From the bench, I stopped daydreaming when Miss Stokes
stepped up to the plate in her collared dress and heels.
I hushed with the other fifth graders. Tapping the bat once
on the asphalt, she faced a pitcher just learning the curveball.
The fielders moved back as Miss Stokes swung and missed, swung
and missed, losing her footing. Then she hit a fly ball that soared
past everyone’s gloves. We all clapped. Her pinch runner
dashed like she did in gym class but what was the hurry?
Miss Stokes pushed back her glasses and smiled in a way
she never did in class, when she kept her brown face blotted
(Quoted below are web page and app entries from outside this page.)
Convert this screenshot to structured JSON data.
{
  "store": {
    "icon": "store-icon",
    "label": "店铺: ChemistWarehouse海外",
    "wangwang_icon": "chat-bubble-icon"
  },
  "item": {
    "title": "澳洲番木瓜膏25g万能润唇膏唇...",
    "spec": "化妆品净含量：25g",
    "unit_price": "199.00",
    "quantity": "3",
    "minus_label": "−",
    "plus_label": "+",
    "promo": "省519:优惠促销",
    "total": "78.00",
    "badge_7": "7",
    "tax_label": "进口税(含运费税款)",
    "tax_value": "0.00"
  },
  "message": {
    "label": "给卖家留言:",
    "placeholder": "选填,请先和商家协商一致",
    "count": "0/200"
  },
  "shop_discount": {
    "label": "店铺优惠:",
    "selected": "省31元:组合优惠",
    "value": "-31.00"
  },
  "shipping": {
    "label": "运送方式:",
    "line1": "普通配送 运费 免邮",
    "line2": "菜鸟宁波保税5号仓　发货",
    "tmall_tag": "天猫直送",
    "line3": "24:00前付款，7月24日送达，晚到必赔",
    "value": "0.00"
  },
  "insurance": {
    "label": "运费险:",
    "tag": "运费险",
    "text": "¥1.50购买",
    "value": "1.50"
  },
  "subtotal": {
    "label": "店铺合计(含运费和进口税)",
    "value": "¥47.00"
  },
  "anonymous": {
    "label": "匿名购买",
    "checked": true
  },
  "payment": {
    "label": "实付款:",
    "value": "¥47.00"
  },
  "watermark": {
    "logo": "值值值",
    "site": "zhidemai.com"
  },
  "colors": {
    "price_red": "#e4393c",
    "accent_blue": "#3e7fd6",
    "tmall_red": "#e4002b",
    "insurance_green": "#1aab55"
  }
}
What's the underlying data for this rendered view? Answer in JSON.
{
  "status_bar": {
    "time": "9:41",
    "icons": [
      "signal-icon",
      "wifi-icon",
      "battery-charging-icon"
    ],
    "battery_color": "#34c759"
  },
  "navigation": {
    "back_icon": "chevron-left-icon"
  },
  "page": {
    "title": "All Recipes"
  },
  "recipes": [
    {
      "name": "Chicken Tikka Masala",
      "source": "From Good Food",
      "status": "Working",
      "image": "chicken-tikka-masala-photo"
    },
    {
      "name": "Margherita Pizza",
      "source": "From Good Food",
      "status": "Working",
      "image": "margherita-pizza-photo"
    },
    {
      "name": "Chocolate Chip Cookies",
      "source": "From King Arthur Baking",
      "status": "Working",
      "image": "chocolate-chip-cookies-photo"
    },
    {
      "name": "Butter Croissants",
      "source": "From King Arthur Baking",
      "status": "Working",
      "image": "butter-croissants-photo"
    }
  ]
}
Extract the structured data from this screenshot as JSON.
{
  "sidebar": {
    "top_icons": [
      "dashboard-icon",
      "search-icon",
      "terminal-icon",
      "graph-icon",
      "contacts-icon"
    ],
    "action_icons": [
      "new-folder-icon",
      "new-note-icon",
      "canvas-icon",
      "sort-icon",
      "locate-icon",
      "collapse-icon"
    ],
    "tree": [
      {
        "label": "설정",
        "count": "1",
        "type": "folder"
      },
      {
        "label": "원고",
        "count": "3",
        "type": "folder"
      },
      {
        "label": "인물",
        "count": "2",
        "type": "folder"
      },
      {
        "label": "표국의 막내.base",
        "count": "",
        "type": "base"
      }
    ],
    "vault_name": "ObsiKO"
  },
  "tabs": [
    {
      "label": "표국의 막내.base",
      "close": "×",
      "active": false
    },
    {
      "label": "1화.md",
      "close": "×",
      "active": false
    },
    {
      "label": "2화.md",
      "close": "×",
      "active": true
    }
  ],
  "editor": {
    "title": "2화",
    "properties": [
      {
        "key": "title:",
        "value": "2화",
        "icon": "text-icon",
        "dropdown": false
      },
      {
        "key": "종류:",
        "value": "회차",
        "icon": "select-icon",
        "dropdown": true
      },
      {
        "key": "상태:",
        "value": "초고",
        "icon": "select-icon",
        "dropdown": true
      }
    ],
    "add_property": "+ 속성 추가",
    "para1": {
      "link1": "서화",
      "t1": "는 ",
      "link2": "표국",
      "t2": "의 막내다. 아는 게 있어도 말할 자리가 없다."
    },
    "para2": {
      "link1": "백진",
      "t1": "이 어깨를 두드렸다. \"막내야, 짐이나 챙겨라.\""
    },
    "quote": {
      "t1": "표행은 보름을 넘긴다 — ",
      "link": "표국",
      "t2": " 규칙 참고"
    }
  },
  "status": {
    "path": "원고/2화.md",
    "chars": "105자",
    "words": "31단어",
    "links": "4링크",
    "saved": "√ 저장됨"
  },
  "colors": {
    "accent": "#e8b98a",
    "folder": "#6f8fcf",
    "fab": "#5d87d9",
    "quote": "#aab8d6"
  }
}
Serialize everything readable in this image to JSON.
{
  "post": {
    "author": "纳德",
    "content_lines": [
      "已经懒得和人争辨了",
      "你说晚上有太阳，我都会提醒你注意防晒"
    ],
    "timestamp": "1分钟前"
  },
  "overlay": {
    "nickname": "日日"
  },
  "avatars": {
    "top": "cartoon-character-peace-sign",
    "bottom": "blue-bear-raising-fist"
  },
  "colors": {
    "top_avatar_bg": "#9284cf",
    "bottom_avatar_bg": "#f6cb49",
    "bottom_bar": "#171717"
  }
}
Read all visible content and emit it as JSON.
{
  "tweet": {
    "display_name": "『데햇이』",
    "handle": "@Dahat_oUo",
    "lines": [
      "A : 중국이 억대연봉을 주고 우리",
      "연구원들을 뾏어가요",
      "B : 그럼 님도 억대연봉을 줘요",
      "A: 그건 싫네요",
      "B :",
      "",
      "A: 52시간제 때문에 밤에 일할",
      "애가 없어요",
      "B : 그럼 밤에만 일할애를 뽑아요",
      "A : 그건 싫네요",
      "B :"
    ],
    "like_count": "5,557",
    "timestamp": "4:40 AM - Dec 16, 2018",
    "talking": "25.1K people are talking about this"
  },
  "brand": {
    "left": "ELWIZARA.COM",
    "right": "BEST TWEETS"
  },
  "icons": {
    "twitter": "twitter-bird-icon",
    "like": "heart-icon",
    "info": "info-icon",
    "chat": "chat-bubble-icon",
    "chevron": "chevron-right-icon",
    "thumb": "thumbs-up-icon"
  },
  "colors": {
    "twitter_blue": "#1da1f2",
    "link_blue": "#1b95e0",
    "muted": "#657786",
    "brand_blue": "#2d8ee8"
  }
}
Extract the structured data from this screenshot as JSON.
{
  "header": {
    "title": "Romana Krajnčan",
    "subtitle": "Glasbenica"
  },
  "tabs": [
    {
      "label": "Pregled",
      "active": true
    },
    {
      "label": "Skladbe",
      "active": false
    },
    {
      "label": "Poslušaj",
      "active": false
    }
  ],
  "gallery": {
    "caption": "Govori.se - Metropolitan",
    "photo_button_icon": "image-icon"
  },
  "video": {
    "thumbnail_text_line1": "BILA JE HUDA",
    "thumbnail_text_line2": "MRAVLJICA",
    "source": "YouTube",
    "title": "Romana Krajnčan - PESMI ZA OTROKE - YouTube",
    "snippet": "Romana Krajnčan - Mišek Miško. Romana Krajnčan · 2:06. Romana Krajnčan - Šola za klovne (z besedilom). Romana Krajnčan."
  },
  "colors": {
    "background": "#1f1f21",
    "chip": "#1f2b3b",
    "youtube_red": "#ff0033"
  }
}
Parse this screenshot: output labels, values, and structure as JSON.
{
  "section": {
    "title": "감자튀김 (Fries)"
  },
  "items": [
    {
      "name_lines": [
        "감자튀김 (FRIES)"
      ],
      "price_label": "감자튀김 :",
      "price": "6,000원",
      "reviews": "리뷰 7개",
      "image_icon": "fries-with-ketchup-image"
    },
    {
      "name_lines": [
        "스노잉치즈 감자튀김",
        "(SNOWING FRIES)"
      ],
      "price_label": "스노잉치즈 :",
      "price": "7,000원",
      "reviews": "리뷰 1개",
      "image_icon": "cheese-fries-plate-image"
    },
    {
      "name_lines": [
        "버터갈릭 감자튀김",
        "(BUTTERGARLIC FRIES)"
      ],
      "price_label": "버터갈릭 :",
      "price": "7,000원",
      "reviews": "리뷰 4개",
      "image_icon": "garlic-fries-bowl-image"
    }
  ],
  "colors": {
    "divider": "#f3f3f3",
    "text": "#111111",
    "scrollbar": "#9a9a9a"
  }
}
with powder, her voice clipped, sent me out in the hall
if I doodled in the textbook, adding moustaches to the out-of-date
faces of the first U.S. Presidents. Who cared if George
Washington had false teeth? I wanted to read about
Hank Aaron 
and Willie Mays, each with 3,000 hits and counting.
Miss Stokes had to play by the book,
but when she batted, I glimpsed where I wanted to go.